Hanson: Well, you can't judge that until maybe a couple of years go by, right? $50 could look pretty good in hindsight.

Hill: And that's the thing. I thought, OK, they're just making their opening bid. Of course they'll come back with another bid. And apparently, if I'm reading the tea leaves correctly, the family is sort of digging in their heels and saying, "Look, the only reason the stock is as high as it is is because we came out late last year and said we were interested in doing this."

Hanson: That's really interesting, because there have actually been a couple of merger and acquisitions cases that have gone to Delaware Court recently around this topic. It's fascinating because usually, a deal will take place, somebody will acquire it at a price a little bit higher, probably, than the share price that it was trading at. And often times, some shareholders will sue for a higher price, thinking they're not getting fairly compensated. And usually, the people suing, the plaintiffs, generally did pretty well. They'll either settle, or the court would rule in their favor. There was a recent case where they sued and they ended up getting less than the takeout price, because the court came back and said, "No, the fair value was whatever it was trading at the day before the merger, because the market is efficient."

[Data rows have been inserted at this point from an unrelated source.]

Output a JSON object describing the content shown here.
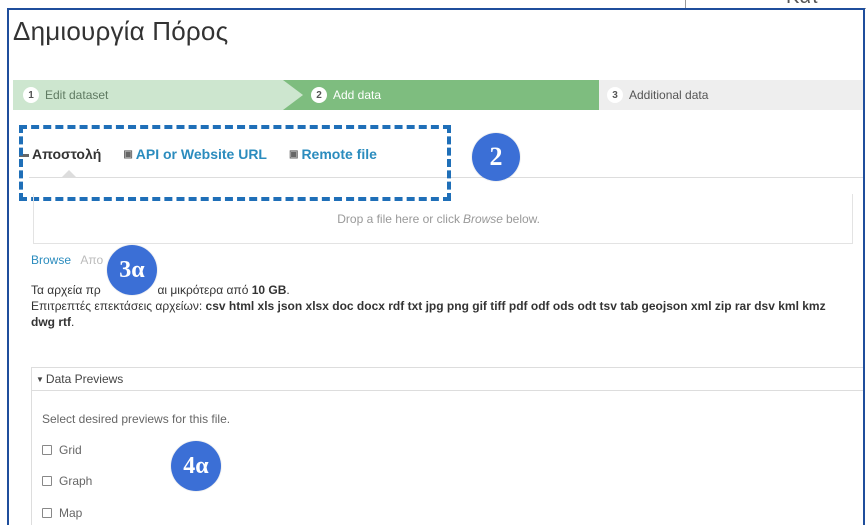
{
  "page": {
    "title": "Δημιουργία Πόρος",
    "corner_fragment": "Kατ"
  },
  "stepper": {
    "steps": [
      {
        "num": "1",
        "label": "Edit dataset"
      },
      {
        "num": "2",
        "label": "Add data"
      },
      {
        "num": "3",
        "label": "Additional data"
      }
    ]
  },
  "tabs": {
    "upload": "Αποστολή",
    "api_url": "API or Website URL",
    "remote_file": "Remote file"
  },
  "dropzone": {
    "text_before": "Drop a file here or click",
    "text_em": "Browse",
    "text_after": "below."
  },
  "browse": {
    "link": "Browse",
    "muted": "Απο"
  },
  "info": {
    "size_prefix": "Τα αρχεία πρ",
    "size_middle": "αι μικρότερα από",
    "size_value": "10 GB",
    "size_suffix": ".",
    "ext_prefix": "Επιτρεπτές επεκτάσεις αρχείων:",
    "ext_list": "csv html xls json xlsx doc docx rdf txt jpg png gif tiff pdf odf ods odt tsv tab geojson xml zip rar dsv kml kmz dwg rtf",
    "ext_suffix": "."
  },
  "previews": {
    "header": "Data Previews",
    "description": "Select desired previews for this file.",
    "options": [
      "Grid",
      "Graph",
      "Map"
    ]
  },
  "annotations": {
    "a2": "2",
    "a3": "3α",
    "a4": "4α"
  },
  "colors": {
    "frame": "#1f4e9c",
    "step_done": "#cde6cf",
    "step_active": "#7ebd7f",
    "step_pending": "#eeeeee",
    "link": "#2b8cbe",
    "annotation": "#3b6fd6"
  }
}
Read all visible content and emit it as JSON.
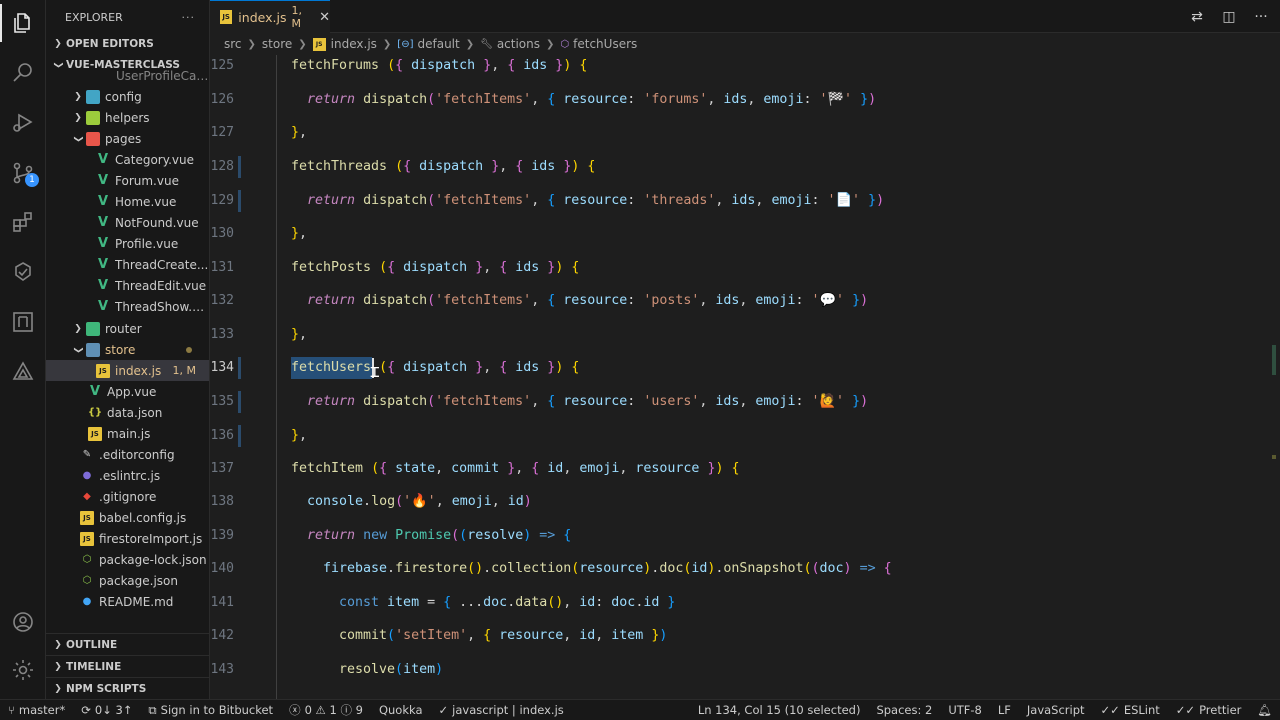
{
  "sidebar": {
    "title": "EXPLORER",
    "more": "···",
    "open_editors": "OPEN EDITORS",
    "project": "VUE-MASTERCLASS",
    "items": [
      {
        "label": "UserProfileCar..."
      },
      {
        "label": "config"
      },
      {
        "label": "helpers"
      },
      {
        "label": "pages"
      },
      {
        "label": "Category.vue"
      },
      {
        "label": "Forum.vue"
      },
      {
        "label": "Home.vue"
      },
      {
        "label": "NotFound.vue"
      },
      {
        "label": "Profile.vue"
      },
      {
        "label": "ThreadCreate..."
      },
      {
        "label": "ThreadEdit.vue"
      },
      {
        "label": "ThreadShow.vue"
      },
      {
        "label": "router"
      },
      {
        "label": "store"
      },
      {
        "label": "index.js",
        "tag": "1, M"
      },
      {
        "label": "App.vue"
      },
      {
        "label": "data.json"
      },
      {
        "label": "main.js"
      },
      {
        "label": ".editorconfig"
      },
      {
        "label": ".eslintrc.js"
      },
      {
        "label": ".gitignore"
      },
      {
        "label": "babel.config.js"
      },
      {
        "label": "firestoreImport.js"
      },
      {
        "label": "package-lock.json"
      },
      {
        "label": "package.json"
      },
      {
        "label": "README.md"
      }
    ],
    "outline": "OUTLINE",
    "timeline": "TIMELINE",
    "npm_scripts": "NPM SCRIPTS"
  },
  "activity": {
    "scm_badge": "1"
  },
  "tab": {
    "name": "index.js",
    "status": "1, M",
    "close": "✕",
    "js": "JS"
  },
  "breadcrumb": [
    "src",
    "store",
    "index.js",
    "default",
    "actions",
    "fetchUsers"
  ],
  "editor": {
    "lines": [
      {
        "n": "125"
      },
      {
        "n": "126"
      },
      {
        "n": "127"
      },
      {
        "n": "128"
      },
      {
        "n": "129"
      },
      {
        "n": "130"
      },
      {
        "n": "131"
      },
      {
        "n": "132"
      },
      {
        "n": "133"
      },
      {
        "n": "134"
      },
      {
        "n": "135"
      },
      {
        "n": "136"
      },
      {
        "n": "137"
      },
      {
        "n": "138"
      },
      {
        "n": "139"
      },
      {
        "n": "140"
      },
      {
        "n": "141"
      },
      {
        "n": "142"
      },
      {
        "n": "143"
      }
    ]
  },
  "status": {
    "branch": "master*",
    "sync": "0↓ 3↑",
    "bitbucket": "Sign in to Bitbucket",
    "problems": "0 ⚠ 1 ⓘ 9",
    "quokka": "Quokka",
    "language_path": "javascript | index.js",
    "position": "Ln 134, Col 15 (10 selected)",
    "spaces": "Spaces: 2",
    "encoding": "UTF-8",
    "eol": "LF",
    "language": "JavaScript",
    "eslint": "ESLint",
    "prettier": "Prettier"
  }
}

And it's hard to argue with that, in some ways. Right? To the point of the Nordstrom family, if the stock is elevated because people think they're going to buy it, why should the value they're going to create as the owners all go to the shareholders who can't create it? In some ways, they're right to potentially offer a price that's more than what the company might be worth run by present management, but less than what it would be worth, in their assessment, if they were running it in a better way. It's a very interesting emerging section of shareholder law.

Hill: Do you think they sit back and wait for this thing to drop a little bit, and just say, "How's that $50 a share looking now?"

Hanson: I mean, it's not a crazy strategy. Certainly for a physical retailer, you don't want to overpay these days. So, yeah, if they know what they think their company is worth and they're confident in that, there's no reason to overpay. Nobody is going to swoop in on top of them, I don't think.

Hill: Tim Hanson, investor at large, thanks for braving the snow!

Hanson: My pleasure. 

Hill: As always, people on the program may have interests in the stocks they talk about, and The Motley Fool may have formal recommendations for or against, so don't buy or sell stocks based solely on what you hear. That's going to do it for this edition of MarketFoolery. The show is mixed by Taylor Harris. I'm Chris Hill. Thanks for listening! We'll see you tomorrow! 

Chris Hill has no position in any of the stocks mentioned. Tim Hanson owns shares of Facebook. The Motley Fool owns shares of and recommends Chipotle Mexican Grill, Facebook, and Tesla. The Motley Fool recommends Nordstrom. The Motley Fool has a disclosure policy.